EXERCISE BRIEF: Starting from the first line below, count the lines carrying the string "JSON" and answer with the count by itself.

Data about app and page elements:
"""

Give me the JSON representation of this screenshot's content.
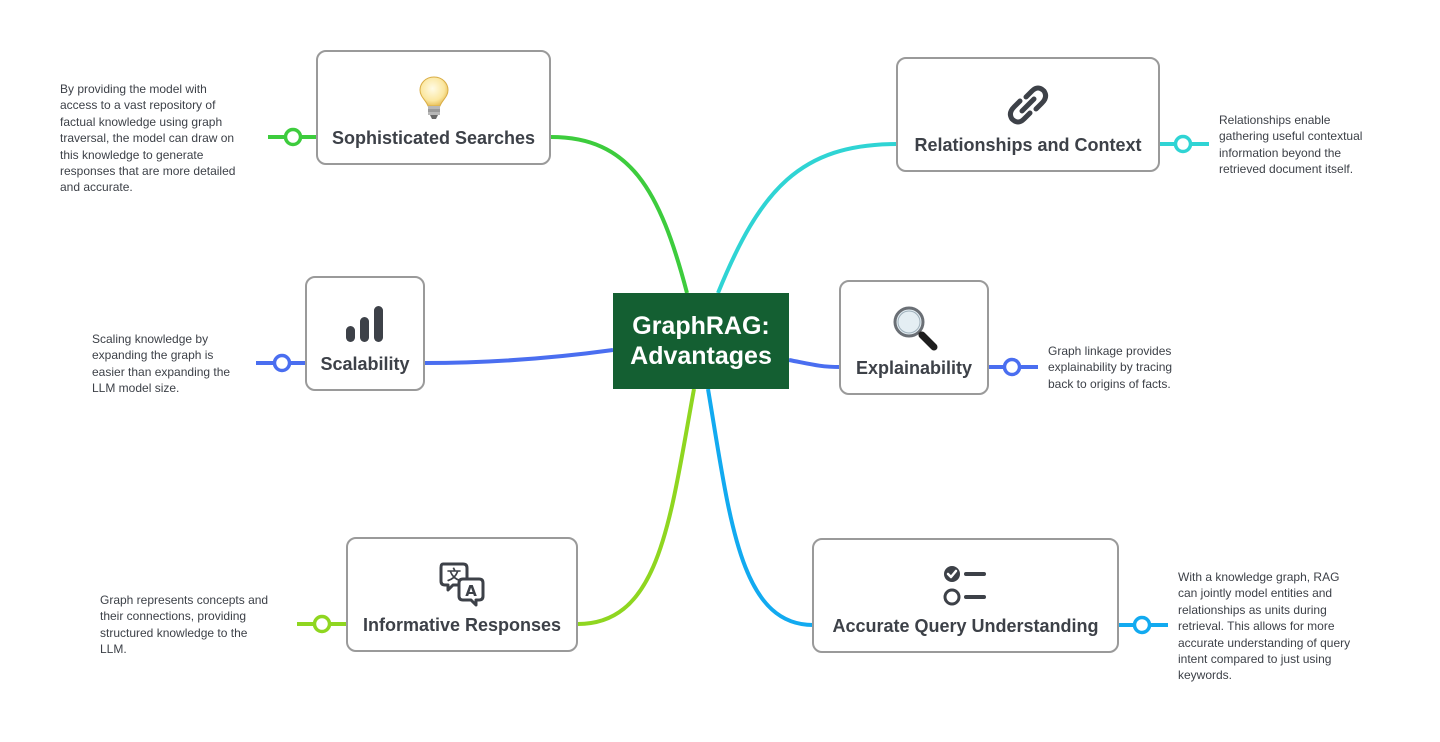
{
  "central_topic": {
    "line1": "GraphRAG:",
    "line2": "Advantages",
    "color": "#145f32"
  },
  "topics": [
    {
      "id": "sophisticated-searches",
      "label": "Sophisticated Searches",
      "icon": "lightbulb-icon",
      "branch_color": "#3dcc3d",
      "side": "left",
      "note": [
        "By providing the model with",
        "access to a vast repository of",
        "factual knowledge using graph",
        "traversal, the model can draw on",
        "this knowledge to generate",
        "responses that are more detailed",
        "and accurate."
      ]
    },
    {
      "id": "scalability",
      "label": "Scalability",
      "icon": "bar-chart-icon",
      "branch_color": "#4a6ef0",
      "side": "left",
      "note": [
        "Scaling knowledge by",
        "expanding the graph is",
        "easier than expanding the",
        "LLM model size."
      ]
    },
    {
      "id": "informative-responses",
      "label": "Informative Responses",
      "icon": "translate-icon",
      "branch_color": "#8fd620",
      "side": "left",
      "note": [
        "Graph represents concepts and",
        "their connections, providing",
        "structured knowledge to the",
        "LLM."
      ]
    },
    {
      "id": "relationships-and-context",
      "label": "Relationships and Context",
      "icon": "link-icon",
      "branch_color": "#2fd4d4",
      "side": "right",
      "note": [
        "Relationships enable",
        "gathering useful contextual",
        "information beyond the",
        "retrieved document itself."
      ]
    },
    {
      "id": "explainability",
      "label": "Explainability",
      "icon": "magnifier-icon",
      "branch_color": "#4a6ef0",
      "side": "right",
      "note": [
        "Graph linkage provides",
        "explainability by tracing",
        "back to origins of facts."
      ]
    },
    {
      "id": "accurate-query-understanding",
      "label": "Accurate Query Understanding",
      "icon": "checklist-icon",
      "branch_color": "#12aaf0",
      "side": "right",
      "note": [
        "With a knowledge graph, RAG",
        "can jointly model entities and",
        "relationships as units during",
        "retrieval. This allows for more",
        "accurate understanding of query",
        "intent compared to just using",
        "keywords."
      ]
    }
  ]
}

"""
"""

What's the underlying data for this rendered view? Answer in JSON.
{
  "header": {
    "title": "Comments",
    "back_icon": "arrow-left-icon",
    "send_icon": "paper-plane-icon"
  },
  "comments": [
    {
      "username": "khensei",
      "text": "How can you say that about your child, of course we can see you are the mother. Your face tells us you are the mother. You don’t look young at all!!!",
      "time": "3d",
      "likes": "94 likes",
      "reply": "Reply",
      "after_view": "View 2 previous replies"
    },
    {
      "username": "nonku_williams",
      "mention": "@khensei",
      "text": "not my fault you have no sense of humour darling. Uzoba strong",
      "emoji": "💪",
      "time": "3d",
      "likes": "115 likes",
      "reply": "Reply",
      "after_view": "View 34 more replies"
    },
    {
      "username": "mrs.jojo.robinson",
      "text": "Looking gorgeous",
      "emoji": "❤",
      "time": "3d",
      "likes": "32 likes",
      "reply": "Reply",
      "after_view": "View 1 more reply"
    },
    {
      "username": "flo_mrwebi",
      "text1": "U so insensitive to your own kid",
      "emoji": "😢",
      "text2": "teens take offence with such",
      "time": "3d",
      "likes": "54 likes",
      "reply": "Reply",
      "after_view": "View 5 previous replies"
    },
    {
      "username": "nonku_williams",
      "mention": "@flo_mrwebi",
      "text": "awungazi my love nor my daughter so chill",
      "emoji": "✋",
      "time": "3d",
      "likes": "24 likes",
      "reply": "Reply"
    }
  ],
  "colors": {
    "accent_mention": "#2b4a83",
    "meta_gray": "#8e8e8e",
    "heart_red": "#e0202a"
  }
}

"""

ANSWER TO THE EXERCISE: 2